The school, located near the Community Hebrew Academy of Toronto, hopes to use the incident as an educational opportunity.
By Batya Jerenberg, World Israel News
A Toronto elementary and middle school has launched an investigation after two students were seen giving the Nazi salute and portraying a swastika before class Tuesday.
The incident has upset the school’s administration, provincial officials and Jewish groups alike.
Charles H. Best Middle School principal Elever Baker immediately wrote the parent body that what the 13- and 14-year-old students had done was “upsetting and unacceptable” and went against the school’s ethos to be “a welcoming, safe, and inclusive place,” which “has always been our message to students.”
The school, located in a neighborhood with a significant Jewish population and close to the Community Hebrew Academy of Toronto high school, is “committed to the work of intentionally identifying, interrupting, and addressing racism and discrimination in our school, with a focus on antisemitism,” he added.
Baker and the school board are hoping to turn the incident into an “educational moment,” CP24 News reported.

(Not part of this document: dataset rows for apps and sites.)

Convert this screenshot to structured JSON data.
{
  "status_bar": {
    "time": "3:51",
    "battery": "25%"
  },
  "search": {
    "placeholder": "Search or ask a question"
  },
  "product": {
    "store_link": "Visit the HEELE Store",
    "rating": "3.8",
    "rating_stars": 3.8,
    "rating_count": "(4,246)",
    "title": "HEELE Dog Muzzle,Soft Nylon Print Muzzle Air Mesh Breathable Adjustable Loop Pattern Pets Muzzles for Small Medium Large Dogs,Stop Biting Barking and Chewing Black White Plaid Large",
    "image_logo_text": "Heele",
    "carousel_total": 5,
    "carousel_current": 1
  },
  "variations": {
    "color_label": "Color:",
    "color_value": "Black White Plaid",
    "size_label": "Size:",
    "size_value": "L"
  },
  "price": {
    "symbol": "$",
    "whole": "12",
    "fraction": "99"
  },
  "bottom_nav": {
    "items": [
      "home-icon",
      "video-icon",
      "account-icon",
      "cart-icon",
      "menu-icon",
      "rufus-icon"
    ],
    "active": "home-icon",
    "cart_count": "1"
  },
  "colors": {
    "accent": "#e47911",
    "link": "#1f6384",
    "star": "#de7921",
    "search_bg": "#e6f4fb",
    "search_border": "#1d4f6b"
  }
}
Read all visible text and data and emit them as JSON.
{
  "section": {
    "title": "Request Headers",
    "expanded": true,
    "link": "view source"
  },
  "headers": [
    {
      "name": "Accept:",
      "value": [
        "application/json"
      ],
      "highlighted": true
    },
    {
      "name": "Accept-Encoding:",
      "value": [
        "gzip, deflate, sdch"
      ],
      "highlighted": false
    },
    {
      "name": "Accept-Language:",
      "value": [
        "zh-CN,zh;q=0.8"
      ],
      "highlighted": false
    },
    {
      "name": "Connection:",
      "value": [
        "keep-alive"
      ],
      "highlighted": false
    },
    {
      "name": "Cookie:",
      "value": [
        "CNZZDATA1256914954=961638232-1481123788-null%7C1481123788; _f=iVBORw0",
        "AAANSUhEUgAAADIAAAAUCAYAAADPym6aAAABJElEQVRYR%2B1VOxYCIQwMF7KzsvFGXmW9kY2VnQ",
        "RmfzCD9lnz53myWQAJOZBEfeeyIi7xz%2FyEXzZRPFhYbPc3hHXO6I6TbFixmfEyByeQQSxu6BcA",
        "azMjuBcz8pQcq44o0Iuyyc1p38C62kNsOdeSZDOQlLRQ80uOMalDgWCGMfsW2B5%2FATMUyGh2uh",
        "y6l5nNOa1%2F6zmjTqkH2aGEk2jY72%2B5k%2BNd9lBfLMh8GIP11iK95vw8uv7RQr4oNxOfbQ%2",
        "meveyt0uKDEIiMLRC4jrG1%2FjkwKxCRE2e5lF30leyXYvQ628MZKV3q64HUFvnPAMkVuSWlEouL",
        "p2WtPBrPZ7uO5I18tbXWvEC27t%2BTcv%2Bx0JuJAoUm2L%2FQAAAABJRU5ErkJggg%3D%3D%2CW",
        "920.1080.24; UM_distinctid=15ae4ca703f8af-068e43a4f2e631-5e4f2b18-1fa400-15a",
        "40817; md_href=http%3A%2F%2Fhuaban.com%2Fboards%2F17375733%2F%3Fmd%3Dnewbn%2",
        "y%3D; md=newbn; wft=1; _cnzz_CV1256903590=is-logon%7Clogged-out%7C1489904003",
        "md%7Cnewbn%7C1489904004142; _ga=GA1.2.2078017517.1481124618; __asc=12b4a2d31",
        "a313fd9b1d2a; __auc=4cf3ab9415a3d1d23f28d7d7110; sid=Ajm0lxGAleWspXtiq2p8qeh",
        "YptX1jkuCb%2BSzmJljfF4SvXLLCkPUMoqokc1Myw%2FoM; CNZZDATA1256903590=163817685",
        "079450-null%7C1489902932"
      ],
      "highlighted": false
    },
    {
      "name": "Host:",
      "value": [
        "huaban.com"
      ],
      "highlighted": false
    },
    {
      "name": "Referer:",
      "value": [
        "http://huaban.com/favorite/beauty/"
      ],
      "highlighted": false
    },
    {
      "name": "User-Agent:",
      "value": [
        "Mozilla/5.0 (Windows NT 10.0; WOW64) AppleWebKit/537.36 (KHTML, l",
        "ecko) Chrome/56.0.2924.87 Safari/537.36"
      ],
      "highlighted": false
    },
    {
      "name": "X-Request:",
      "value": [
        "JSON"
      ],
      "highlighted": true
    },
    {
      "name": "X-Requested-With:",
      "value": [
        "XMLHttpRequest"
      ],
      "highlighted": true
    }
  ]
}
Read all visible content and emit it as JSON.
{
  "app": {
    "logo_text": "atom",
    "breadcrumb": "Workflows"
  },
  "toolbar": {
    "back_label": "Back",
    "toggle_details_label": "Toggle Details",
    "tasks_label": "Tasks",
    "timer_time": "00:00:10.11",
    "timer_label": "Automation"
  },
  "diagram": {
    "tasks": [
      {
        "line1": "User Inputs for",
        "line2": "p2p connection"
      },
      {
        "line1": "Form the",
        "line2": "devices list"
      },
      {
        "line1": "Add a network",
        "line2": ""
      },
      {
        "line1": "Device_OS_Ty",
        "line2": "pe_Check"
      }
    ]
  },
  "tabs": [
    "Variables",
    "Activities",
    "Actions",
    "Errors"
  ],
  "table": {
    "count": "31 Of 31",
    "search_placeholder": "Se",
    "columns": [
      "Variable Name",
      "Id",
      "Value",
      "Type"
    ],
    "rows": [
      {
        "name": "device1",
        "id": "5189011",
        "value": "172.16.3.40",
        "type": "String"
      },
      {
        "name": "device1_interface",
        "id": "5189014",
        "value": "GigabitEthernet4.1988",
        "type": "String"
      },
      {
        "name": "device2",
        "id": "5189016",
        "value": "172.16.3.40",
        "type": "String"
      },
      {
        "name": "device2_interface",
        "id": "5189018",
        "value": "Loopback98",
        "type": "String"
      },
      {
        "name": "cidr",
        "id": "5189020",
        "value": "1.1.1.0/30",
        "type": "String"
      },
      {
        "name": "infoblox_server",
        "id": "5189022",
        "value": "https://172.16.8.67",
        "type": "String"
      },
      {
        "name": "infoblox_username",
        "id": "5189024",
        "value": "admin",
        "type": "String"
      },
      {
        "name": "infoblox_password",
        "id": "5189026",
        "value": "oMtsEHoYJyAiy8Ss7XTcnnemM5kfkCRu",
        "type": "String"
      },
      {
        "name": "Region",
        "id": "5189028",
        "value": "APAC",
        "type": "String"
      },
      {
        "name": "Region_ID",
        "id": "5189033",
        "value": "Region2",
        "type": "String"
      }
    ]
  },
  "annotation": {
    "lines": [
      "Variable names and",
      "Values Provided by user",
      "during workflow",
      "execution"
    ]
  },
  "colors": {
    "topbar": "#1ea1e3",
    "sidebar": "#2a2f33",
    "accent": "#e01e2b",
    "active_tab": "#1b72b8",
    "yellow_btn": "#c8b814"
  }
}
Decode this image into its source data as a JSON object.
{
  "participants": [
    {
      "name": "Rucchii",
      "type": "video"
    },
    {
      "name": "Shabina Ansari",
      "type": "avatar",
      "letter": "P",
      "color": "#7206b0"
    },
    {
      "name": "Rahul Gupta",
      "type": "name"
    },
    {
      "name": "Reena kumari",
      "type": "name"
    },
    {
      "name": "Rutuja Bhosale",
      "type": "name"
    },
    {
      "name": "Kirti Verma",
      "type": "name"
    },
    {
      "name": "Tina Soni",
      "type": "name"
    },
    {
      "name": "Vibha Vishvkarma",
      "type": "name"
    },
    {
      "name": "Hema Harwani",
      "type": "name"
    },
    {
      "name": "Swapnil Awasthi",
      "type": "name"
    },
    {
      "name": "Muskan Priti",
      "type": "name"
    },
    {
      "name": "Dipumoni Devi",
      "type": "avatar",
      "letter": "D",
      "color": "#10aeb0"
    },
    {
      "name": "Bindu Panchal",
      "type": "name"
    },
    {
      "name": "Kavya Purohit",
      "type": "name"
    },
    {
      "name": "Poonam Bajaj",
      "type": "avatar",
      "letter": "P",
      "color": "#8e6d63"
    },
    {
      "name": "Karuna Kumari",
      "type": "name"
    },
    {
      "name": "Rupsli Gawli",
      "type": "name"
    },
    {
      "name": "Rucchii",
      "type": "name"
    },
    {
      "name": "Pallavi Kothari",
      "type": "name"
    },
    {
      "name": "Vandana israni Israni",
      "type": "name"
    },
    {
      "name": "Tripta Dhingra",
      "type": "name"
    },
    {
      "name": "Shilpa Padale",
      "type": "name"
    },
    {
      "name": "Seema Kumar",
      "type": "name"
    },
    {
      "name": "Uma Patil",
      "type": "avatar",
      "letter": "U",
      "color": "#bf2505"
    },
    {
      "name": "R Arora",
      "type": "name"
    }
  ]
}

According to the Centre for Israel and Jewish Affairs (CIJA), the advocacy agent of Canada’s Jewish Federation, these kinds of incidents have occurred with alarming frequency over the past six months.
“The incidents reported at Charles H. Best Junior Middle School are absolutely unacceptable and represent just the latest examples of antisemitism manifesting in schools…throughout the province,” said CIJA Vice President Noah Shack in a statement. “Antisemitic incidents like these have occurred on a weekly basis since the beginning of this school year.”
Canadian Jewish Holocaust Survivors and Descendants co-president Pinchas Gutter went further.
“The scourge of Jew-hatred is not confined to a single classroom, a single school, or a single board,” he said. “What is happening in our schools is an indicator of what is happening in our communities. Antisemitism is plaguing our entire society, and we need concerted action to combat it in all its forms.”
The Toronto District School Board spokesperson and head of the board’s Jewish Heritage Committee denied that the teens had any evil intent when they used the “Heil Hitler” stiff-armed salutation.
“This is a symbol they see on TV, they’ve seen unfurled on flags at demonstrations, they see it online,” said Shari Schwartz-Maltz in a press release Tuesday. “It becomes normalized and they don’t know what it really means…a symbol of hate.”
CIJA reported last April that even though the Jewish community is only 6.7% of the city’s three million residents, it is the most frequently targeted group, with over a third of all hate crimes in Toronto being antisemitic in nature. Then in May, during Israel’s Operation Guardian of the Walls against the Hamas terror group, the monthly average of 10-12 incidents jumped five-fold.
In January, CIJA organized a province-wide summit on the growing problem. Panelists shared best practices in the fight against hate, discrimination, and antisemitism with more than 100 mayors, police officials and councilors.
On International Holocaust Remembrance Day a week later, Ontario Minister of Education Stephen Lecce announced that the province will be investing almost $300,000 to develop “classroom resources and programming” to teach students the dangers of, and how to recognize and react to antisemitism. Half the money was earmarked for the CIJA to specifically educate fifth to eighth graders, which includes middle schoolers.
“Over the past months, we have observed a disturbing increase of hate crimes targeting Jewish students, families, and synagogues,” said Lecce. “To ensure that students learn from history so not to repeat it, we are delivering new resources, training, and tools to eliminate this hateful reality from the classroom and hearts of students, staff, and communities.”